i dont really see the ball technology being the problem. I think its some of the older bowlers that are arguing that the balls must go but they are here and they are not leaving. what a ball is designed to do and what it can do are really up to the person using it and the lane conditions. I've been bowling for 3 years and have developed a long way in that time. I went from my straight ball days to back-up balls cause i wanted to see a hook to being taught by a bowling coach, at the college i work for, on how to truely through a real hook. From there it was through practice and redifination of the things he taught me to get where i am today. My buddy and I are on the same team and throw 2 totally different shots and both have about the same average. the difference comes down to the style... Mike can not figure out to throw a powerful hook; I can. I can take the same ball he used that was mostly straight at the pocket and curved a little, and make it snap from the gutter into the pocket (or if the lanes are dry... scream past the 7 pin)
Its the oil conditions that make and break a game. I bowled in a sanctioned league where the oil conditions are not consistant. people were actually quiting the league with inconsistancy being the factor. you would go from soupy oil to burned out cant even keep a plasticball straight conditions.

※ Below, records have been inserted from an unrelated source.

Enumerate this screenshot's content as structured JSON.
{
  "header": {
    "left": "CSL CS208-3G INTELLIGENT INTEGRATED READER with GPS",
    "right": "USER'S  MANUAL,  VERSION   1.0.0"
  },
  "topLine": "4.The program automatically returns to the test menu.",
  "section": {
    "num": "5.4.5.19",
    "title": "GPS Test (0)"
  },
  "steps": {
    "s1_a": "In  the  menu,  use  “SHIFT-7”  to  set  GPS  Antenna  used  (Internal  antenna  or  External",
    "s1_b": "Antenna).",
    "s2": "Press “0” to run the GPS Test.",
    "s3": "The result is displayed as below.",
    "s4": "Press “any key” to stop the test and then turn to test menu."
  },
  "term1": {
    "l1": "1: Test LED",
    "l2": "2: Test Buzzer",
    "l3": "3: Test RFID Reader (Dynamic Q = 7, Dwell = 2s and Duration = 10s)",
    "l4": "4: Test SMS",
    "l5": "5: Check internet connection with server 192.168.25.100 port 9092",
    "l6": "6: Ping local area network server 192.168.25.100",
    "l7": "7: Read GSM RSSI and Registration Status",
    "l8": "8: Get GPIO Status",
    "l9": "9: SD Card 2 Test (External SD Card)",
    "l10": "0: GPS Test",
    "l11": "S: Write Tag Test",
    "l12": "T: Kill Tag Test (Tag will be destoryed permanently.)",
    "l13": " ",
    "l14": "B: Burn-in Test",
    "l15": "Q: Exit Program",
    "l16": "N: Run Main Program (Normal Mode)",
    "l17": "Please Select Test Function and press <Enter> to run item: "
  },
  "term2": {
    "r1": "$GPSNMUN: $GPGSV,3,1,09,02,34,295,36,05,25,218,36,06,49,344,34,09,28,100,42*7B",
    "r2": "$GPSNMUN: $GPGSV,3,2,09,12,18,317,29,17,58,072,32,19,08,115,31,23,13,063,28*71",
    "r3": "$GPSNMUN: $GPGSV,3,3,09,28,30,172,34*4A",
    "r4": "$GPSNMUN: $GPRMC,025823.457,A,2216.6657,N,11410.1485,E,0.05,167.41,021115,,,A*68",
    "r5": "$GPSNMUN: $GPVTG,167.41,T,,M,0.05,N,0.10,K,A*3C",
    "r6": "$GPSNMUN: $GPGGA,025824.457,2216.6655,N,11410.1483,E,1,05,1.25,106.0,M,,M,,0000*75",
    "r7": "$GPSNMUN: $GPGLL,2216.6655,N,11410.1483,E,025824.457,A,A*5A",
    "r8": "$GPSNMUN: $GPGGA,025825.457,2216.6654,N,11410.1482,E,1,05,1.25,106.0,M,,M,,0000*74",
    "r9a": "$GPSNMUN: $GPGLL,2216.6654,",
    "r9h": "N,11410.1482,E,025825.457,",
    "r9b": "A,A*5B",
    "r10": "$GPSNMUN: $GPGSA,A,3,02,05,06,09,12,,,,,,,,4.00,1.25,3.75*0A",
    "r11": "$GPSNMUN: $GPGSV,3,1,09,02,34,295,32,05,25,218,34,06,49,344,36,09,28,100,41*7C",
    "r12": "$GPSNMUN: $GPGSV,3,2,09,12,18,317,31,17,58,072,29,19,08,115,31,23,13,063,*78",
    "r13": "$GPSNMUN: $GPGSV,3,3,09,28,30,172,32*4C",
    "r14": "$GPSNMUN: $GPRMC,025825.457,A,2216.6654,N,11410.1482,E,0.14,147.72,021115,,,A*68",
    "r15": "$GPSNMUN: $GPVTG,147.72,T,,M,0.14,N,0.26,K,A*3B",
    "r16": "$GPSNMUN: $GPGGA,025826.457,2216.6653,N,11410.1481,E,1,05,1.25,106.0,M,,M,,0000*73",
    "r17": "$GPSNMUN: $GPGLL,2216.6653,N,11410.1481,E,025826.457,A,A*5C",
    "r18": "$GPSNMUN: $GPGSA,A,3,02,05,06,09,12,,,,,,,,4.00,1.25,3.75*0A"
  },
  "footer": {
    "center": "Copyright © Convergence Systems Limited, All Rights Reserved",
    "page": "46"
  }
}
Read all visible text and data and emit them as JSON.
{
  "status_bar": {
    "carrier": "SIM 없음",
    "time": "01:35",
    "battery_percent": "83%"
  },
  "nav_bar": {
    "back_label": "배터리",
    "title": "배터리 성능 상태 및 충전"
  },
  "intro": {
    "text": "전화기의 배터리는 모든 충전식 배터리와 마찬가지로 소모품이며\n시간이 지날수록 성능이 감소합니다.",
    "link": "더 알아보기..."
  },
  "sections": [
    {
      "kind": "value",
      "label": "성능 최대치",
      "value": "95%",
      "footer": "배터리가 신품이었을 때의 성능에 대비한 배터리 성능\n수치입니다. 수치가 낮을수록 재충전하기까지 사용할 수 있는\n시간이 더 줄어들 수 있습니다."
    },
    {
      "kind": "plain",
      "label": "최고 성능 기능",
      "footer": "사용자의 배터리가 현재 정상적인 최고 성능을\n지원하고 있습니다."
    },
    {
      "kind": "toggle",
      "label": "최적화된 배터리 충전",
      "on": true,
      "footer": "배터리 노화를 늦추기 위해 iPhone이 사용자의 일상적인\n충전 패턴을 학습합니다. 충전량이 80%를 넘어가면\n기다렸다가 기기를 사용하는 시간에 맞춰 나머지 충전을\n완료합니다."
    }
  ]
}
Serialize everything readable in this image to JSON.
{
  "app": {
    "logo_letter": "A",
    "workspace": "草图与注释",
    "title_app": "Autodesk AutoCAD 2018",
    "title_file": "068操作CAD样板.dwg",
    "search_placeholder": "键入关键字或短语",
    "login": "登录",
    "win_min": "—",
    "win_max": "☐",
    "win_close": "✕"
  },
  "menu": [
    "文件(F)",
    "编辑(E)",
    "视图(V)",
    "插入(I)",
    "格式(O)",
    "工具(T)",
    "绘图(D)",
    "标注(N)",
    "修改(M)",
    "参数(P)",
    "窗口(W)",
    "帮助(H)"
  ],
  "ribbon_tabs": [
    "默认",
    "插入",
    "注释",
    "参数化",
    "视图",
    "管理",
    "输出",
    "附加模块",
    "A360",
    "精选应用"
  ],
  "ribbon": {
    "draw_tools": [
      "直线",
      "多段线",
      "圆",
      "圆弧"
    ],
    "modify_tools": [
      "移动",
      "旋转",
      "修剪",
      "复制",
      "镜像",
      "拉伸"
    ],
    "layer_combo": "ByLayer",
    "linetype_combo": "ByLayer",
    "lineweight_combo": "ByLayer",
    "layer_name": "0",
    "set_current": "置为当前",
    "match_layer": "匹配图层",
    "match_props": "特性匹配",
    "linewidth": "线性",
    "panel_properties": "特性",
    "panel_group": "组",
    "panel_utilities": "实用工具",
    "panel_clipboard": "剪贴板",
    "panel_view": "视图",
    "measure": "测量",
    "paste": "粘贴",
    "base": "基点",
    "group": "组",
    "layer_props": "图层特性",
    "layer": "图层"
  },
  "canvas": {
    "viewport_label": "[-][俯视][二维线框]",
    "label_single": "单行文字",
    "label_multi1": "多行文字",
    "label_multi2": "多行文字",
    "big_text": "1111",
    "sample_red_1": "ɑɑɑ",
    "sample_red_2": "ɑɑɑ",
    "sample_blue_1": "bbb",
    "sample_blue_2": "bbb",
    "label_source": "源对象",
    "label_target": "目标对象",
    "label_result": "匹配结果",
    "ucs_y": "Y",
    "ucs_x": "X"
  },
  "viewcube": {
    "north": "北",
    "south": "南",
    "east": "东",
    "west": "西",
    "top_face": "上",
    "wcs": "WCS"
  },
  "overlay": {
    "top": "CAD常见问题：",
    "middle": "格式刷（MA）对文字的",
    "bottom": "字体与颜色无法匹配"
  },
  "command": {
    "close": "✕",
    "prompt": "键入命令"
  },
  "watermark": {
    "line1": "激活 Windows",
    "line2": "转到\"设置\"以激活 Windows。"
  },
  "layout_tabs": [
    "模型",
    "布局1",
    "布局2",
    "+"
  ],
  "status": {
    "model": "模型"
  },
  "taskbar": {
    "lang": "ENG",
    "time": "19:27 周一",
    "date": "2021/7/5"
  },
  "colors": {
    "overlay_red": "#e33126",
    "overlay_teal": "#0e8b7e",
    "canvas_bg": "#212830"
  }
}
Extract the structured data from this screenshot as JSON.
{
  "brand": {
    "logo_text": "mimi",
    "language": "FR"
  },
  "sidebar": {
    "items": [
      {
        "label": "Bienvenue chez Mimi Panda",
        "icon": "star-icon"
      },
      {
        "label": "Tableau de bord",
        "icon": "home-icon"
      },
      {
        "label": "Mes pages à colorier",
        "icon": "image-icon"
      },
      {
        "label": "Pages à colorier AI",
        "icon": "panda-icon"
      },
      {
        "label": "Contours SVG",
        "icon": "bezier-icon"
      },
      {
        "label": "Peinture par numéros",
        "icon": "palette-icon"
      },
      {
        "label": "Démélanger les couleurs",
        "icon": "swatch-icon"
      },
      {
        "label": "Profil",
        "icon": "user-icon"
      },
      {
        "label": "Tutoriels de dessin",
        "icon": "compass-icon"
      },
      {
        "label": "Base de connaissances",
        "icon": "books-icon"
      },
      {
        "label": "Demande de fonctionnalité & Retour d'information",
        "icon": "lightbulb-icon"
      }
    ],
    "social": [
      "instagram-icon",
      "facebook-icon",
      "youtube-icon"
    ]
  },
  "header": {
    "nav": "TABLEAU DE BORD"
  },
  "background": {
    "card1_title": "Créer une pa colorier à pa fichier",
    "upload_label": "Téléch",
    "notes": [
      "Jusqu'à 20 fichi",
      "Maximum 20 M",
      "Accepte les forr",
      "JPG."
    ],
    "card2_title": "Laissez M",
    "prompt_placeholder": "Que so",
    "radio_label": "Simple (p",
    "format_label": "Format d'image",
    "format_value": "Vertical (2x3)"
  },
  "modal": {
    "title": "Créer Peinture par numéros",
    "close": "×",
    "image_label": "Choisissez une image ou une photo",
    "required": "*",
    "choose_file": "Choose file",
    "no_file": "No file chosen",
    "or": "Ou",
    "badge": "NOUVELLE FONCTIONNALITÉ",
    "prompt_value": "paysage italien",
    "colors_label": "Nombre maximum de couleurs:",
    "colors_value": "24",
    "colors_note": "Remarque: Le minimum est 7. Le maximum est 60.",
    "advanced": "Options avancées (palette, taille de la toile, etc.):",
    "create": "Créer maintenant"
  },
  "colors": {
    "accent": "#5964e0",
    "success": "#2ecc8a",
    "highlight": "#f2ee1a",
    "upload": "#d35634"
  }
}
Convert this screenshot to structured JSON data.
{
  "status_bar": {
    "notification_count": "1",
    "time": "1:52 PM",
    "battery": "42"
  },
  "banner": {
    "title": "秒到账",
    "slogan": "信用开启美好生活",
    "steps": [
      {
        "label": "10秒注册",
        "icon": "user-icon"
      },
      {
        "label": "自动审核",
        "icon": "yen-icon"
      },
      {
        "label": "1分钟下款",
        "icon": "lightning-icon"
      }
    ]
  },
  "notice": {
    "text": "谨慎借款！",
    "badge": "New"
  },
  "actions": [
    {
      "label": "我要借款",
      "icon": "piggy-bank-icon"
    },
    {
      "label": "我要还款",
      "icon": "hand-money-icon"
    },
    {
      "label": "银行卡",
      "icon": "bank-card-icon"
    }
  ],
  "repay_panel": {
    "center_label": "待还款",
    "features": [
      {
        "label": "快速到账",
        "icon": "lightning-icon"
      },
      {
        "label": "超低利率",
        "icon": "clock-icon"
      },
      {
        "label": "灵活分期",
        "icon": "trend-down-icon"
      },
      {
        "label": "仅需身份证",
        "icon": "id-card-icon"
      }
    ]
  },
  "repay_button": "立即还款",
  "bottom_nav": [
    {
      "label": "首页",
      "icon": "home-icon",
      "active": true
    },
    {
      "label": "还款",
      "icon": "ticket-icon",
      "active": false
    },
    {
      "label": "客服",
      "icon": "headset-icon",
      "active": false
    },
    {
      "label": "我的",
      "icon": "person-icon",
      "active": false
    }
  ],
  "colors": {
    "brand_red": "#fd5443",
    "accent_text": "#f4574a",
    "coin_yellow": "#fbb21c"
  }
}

I also think that maybe reducing the size of the backnd will help because where i work we have no stripping machine. we can only strip the lanes once a month because we have to manually lay the stripper down and then vaccuum it up. we are such a small alley that we do not have the funds to get new equipment. so this means that normally there is no back end. this makes it harder for "hookers" because it reduces the friction on the lane.
funk strikes... I wanna convert more splits